TASK
Check each line of the data below for the word "optimal", then extract the ones that have it.

Dataset rows for apps and sites:
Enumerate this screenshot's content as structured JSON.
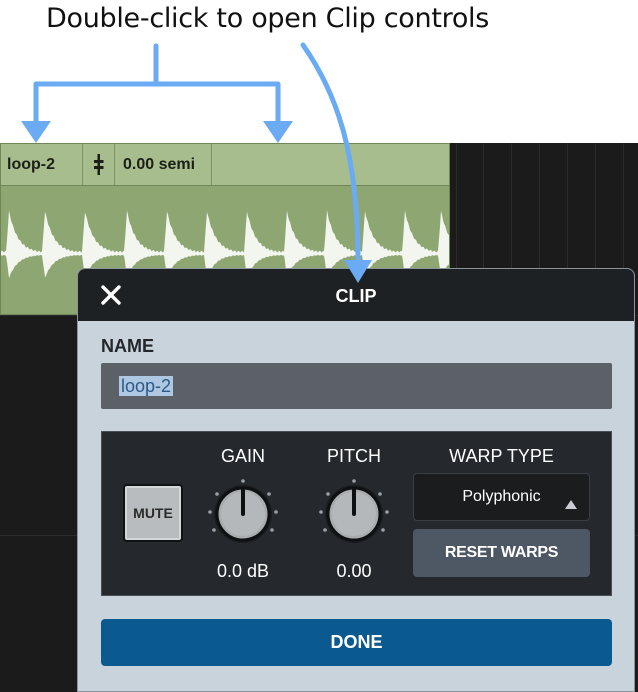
{
  "annotation": {
    "text": "Double-click to open Clip controls"
  },
  "clip": {
    "name": "loop-2",
    "pitch_readout": "0.00 semi",
    "icon": "pitch-marker-icon"
  },
  "dialog": {
    "title": "CLIP",
    "name_label": "NAME",
    "name_value": "loop-2",
    "mute_label": "MUTE",
    "gain": {
      "label": "GAIN",
      "value": "0.0 dB"
    },
    "pitch": {
      "label": "PITCH",
      "value": "0.00"
    },
    "warp": {
      "label": "WARP TYPE",
      "selected": "Polyphonic"
    },
    "reset_label": "RESET WARPS",
    "done_label": "DONE"
  },
  "colors": {
    "annotation_arrow": "#6aabf3",
    "clip_body": "#8ea772",
    "clip_header": "#a8bd8e",
    "dialog_bg": "#c9d3db",
    "dialog_header": "#1e2124",
    "done_button": "#0b5a8f",
    "reset_button": "#4d5864"
  }
}
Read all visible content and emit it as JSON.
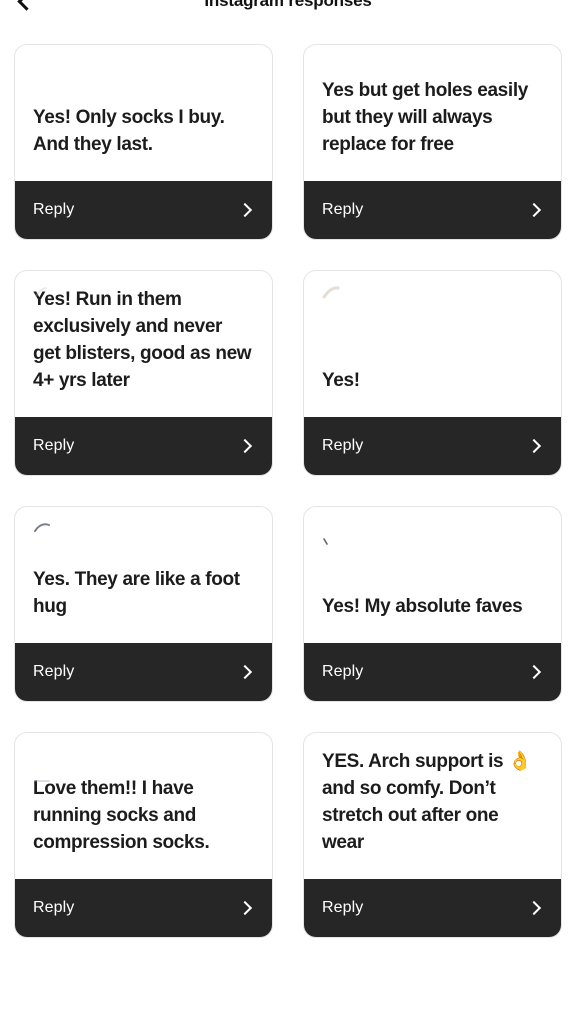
{
  "header": {
    "title": "Instagram responses",
    "back_icon": "chevron-left-icon"
  },
  "theme": {
    "background": "#ffffff",
    "card_background": "#ffffff",
    "card_border": "#e4e4e4",
    "footer_background": "#262626",
    "footer_text": "#ffffff",
    "body_text": "#1c1c1c"
  },
  "reply": {
    "label": "Reply",
    "chevron_icon": "chevron-right-icon"
  },
  "cards": [
    {
      "text": "Yes! Only socks I buy. And they last.",
      "reply_label": "Reply",
      "mark": "none"
    },
    {
      "text": "Yes but get holes easily but they will always replace for free",
      "reply_label": "Reply",
      "mark": "none"
    },
    {
      "text": "Yes! Run in them exclusively and never get blisters, good as new 4+ yrs later",
      "reply_label": "Reply",
      "mark": "faint-gray"
    },
    {
      "text": "Yes!",
      "reply_label": "Reply",
      "mark": "faint-tan"
    },
    {
      "text": "Yes. They are like a foot hug",
      "reply_label": "Reply",
      "mark": "faint-dark"
    },
    {
      "text": "Yes! My absolute faves",
      "reply_label": "Reply",
      "mark": "faint-tick"
    },
    {
      "text": "Love them!! I have running socks and compression socks.",
      "reply_label": "Reply",
      "mark": "faint-dash"
    },
    {
      "text_before_emoji": "YES. Arch support is ",
      "emoji": "👌",
      "text_after_emoji": " and so comfy. Don’t stretch out after one wear",
      "text": "YES. Arch support is 👌 and so comfy. Don’t stretch out after one wear",
      "reply_label": "Reply",
      "mark": "none"
    }
  ]
}
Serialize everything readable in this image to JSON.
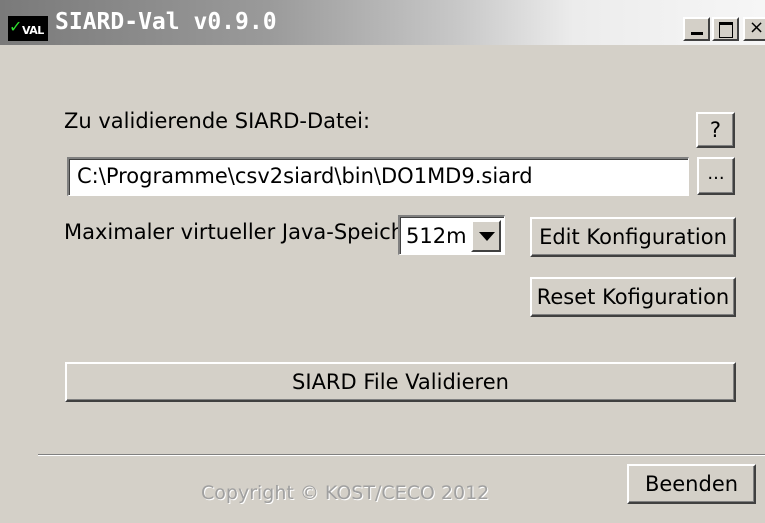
{
  "window": {
    "title": "SIARD-Val v0.9.0",
    "icon_label": "VAL",
    "minimize_icon": "minimize-icon",
    "maximize_icon": "maximize-icon",
    "close_icon": "close-icon",
    "close_glyph": "×"
  },
  "form": {
    "file_label": "Zu validierende SIARD-Datei:",
    "help_button": "?",
    "file_path": "C:\\Programme\\csv2siard\\bin\\DO1MD9.siard",
    "browse_button": "...",
    "memory_label": "Maximaler virtueller Java-Speicher:",
    "memory_value": "512m",
    "edit_config_button": "Edit Konfiguration",
    "reset_config_button": "Reset Kofiguration",
    "validate_button": "SIARD File Validieren"
  },
  "footer": {
    "copyright": "Copyright © KOST/CECO 2012",
    "exit_button": "Beenden"
  },
  "colors": {
    "face": "#d4d0c8",
    "title_text": "#ffffff",
    "copyright_text": "#a0a0a0"
  }
}
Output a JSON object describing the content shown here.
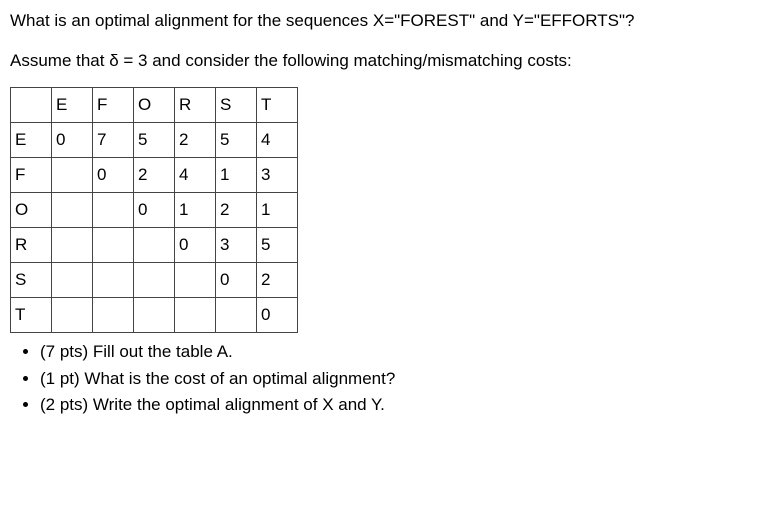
{
  "question1": "What is an optimal alignment for the sequences X=\"FOREST\" and Y=\"EFFORTS\"?",
  "question2": "Assume that δ = 3 and consider the following matching/mismatching costs:",
  "chart_data": {
    "type": "table",
    "col_headers": [
      "E",
      "F",
      "O",
      "R",
      "S",
      "T"
    ],
    "row_headers": [
      "E",
      "F",
      "O",
      "R",
      "S",
      "T"
    ],
    "rows": [
      [
        "0",
        "7",
        "5",
        "2",
        "5",
        "4"
      ],
      [
        "",
        "0",
        "2",
        "4",
        "1",
        "3"
      ],
      [
        "",
        "",
        "0",
        "1",
        "2",
        "1"
      ],
      [
        "",
        "",
        "",
        "0",
        "3",
        "5"
      ],
      [
        "",
        "",
        "",
        "",
        "0",
        "2"
      ],
      [
        "",
        "",
        "",
        "",
        "",
        "0"
      ]
    ]
  },
  "bullets": {
    "b1": "(7 pts) Fill out the table A.",
    "b2": "(1 pt) What is the cost of an optimal alignment?",
    "b3": "(2 pts) Write the optimal alignment of X and Y."
  }
}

WRITTEN RESPONSE
  "question1": "What is an optimal alignment for the sequences X=\"FOREST\" and Y=\"EFFORTS\"?",
    "b2": "(1 pt) What is the cost of an optimal alignment?",
    "b3": "(2 pts) Write the optimal alignment of X and Y."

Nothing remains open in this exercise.